See attached June 7th 2013 memo from the Office of Housing Director Rick Hooper to Councilmember Nick Licata summing up the Assessors oversight and effectively characterizing the problem and indicating dilatory nature of the Assessors response in which their office indicates it will take another two months just to get anything definitive on the tax impacts of the program. The result of the Assessor's inaction is holding up the City's review as a result of the MFTE Program. See especially paragraphs identifying the fact that the Assessor has not been making proper corrections to the tax rate to ensure no loss of city, state, and county revenue and that the effect instead shifts the burden to other taxpayers.
Links to news clippings - note description of how program works in Bob Young story (3rd Times link below) and his paragraphs on tax impacts. Note also how many millions have been granted in tax exemptions to these developers. Our attached report and review of the program shows 200 million worth of exemptions granted since 2004. Note also, it has always been understood and communicated from the King County Assessors Office (but apparently never corroborated) that the value of these tax breaks was "shifted" to other tax payers and there would be no loss of revenue destined for the city, county and state.
Link to Auditors Report:
See especially Appendix VI for this quote (page 36 first bullet of their report) acknowledging after meeting with the Assessor that their office could not provide information on the impact of these tax breaks on taxpayers or on the city. Also see point six on page 37 in which the City Auditor states that King County Assessment records showed inadequate, incomplete and inaccurate information on properties receiving these tax breaks. Then review the City Auditors Recommendations on pages 38 and 39 calling for actual figures from the Assessor on tax impacts and ensure the correct properties are receiving correct amounts of tax exemptions. So far the City has been unable to obtain even clarification of what's going on in the Assessors Office.
See Attached Summary by City's Office of Housing (OH) responding to City Auditors recommendations (see especially recommendations 11 & 19) where OH commits to fulfilling recommendations of the City Auditor to meet with Assessor and get accurate information on the tax impacts.

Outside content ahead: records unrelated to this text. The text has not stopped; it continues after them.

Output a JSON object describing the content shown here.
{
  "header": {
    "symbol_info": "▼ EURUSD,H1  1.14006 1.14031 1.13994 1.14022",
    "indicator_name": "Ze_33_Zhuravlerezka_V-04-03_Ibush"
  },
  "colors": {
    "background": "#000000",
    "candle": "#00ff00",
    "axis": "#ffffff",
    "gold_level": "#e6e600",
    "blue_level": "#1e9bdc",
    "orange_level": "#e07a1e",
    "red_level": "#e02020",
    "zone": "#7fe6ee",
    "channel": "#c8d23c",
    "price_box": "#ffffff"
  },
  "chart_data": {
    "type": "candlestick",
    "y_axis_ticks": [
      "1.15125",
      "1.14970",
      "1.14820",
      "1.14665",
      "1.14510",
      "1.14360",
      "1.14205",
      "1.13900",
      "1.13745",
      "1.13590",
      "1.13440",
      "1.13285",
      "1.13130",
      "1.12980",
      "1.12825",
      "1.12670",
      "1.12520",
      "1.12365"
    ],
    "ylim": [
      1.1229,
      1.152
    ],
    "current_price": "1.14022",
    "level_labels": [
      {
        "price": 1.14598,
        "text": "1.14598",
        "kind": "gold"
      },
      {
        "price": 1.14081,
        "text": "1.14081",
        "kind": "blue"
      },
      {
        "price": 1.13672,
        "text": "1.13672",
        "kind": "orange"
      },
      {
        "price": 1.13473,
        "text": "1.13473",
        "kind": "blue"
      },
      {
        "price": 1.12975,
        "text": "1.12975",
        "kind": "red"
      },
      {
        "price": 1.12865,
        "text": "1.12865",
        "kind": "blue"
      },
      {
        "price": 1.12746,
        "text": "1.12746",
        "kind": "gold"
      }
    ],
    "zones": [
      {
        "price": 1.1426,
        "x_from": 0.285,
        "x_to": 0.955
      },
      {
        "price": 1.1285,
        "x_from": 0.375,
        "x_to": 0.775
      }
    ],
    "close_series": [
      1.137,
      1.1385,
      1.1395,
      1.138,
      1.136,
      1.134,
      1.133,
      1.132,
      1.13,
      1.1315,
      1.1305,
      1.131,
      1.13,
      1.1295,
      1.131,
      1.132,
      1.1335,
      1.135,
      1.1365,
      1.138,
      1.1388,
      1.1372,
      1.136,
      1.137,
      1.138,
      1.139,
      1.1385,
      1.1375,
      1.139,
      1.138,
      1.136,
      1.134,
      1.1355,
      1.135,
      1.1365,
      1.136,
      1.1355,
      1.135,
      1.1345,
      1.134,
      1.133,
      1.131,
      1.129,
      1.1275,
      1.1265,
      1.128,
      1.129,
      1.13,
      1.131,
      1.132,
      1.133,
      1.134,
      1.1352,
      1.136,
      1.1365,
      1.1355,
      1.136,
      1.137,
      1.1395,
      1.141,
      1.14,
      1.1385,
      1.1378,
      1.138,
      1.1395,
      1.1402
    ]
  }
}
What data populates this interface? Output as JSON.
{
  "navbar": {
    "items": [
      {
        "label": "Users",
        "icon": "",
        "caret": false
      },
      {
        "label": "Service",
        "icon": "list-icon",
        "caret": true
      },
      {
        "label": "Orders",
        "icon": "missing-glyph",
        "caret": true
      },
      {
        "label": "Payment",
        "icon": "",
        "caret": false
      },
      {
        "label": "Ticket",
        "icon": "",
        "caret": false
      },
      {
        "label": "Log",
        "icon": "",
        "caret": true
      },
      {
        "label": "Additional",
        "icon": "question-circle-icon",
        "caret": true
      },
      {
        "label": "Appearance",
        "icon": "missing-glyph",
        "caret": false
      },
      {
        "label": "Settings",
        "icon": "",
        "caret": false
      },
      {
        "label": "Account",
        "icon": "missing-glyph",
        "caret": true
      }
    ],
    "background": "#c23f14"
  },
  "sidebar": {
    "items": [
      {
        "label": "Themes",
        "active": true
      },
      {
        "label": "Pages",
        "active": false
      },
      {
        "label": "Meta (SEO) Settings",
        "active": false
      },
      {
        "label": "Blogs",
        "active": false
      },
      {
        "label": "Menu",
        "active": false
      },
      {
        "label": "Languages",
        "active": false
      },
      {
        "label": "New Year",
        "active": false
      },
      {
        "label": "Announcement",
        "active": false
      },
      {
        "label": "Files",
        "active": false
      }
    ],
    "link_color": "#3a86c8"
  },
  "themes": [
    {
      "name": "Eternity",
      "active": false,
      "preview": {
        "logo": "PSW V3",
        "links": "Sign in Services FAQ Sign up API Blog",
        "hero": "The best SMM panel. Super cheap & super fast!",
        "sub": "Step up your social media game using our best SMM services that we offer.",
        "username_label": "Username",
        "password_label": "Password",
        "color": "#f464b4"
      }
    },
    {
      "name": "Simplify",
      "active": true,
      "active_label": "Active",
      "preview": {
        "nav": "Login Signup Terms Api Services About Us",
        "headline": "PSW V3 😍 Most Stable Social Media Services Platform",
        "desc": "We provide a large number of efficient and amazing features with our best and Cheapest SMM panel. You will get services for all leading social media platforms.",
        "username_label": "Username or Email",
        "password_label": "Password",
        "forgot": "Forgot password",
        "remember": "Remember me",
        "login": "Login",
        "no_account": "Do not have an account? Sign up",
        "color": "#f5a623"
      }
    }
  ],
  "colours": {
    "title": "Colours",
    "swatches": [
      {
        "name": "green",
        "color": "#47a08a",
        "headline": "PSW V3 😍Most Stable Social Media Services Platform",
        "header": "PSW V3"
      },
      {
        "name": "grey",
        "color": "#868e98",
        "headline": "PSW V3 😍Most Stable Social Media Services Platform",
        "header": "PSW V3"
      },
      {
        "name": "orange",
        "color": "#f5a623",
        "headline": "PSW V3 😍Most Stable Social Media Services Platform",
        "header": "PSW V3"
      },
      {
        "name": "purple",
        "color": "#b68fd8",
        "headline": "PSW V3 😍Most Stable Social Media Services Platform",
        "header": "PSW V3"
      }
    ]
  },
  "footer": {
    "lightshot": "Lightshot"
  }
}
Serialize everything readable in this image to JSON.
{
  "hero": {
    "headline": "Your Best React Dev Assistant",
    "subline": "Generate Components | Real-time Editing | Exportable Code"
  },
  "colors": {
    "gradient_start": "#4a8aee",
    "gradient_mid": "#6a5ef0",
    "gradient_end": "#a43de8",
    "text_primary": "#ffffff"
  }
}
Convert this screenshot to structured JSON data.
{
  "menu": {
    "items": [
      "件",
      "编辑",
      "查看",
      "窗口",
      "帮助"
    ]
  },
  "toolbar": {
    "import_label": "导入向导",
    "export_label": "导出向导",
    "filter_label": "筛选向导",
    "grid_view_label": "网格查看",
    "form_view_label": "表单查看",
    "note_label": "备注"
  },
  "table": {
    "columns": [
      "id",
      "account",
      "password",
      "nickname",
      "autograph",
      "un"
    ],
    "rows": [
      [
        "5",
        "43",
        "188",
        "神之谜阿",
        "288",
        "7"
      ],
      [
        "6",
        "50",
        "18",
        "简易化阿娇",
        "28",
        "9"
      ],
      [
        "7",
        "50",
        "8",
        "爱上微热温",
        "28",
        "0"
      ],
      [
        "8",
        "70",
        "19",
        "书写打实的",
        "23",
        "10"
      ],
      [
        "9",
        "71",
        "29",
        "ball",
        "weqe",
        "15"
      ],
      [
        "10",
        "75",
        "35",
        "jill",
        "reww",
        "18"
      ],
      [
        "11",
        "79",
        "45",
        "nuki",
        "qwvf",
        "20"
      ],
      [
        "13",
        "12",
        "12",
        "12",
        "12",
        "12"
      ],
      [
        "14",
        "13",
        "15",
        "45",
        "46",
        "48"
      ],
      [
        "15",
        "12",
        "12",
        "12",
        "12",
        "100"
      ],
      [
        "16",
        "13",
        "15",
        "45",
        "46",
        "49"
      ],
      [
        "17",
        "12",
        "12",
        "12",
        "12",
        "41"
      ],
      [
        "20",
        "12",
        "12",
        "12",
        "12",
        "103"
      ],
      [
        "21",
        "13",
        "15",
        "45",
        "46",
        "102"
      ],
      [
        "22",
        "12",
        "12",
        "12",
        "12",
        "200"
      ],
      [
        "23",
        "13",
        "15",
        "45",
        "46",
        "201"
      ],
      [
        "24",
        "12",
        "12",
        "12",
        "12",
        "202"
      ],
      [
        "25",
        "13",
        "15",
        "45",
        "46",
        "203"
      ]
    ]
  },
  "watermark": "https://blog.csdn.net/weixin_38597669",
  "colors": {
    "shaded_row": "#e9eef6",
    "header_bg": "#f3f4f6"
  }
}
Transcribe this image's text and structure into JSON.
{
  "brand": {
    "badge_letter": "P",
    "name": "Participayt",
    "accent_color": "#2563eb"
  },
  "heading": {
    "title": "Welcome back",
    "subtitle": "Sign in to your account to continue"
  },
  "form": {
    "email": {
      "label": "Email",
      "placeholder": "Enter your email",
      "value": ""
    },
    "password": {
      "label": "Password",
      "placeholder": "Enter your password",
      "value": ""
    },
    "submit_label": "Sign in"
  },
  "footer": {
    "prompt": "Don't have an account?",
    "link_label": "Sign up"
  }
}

The Tax Assessor will not get back to the City for months thus delaying City Council review of the program.
See attached FAQ from the City of Shoreline telling Shoreline residents that the tax breaks going to developers from their MFTE program would not cause their taxes to go up. They even suggest the average homeowners taxes would go down This is absolutely contrary to what the Tax Assessor and City of Seattle say and what the state law requires. What's going on here? Why the contradictory information?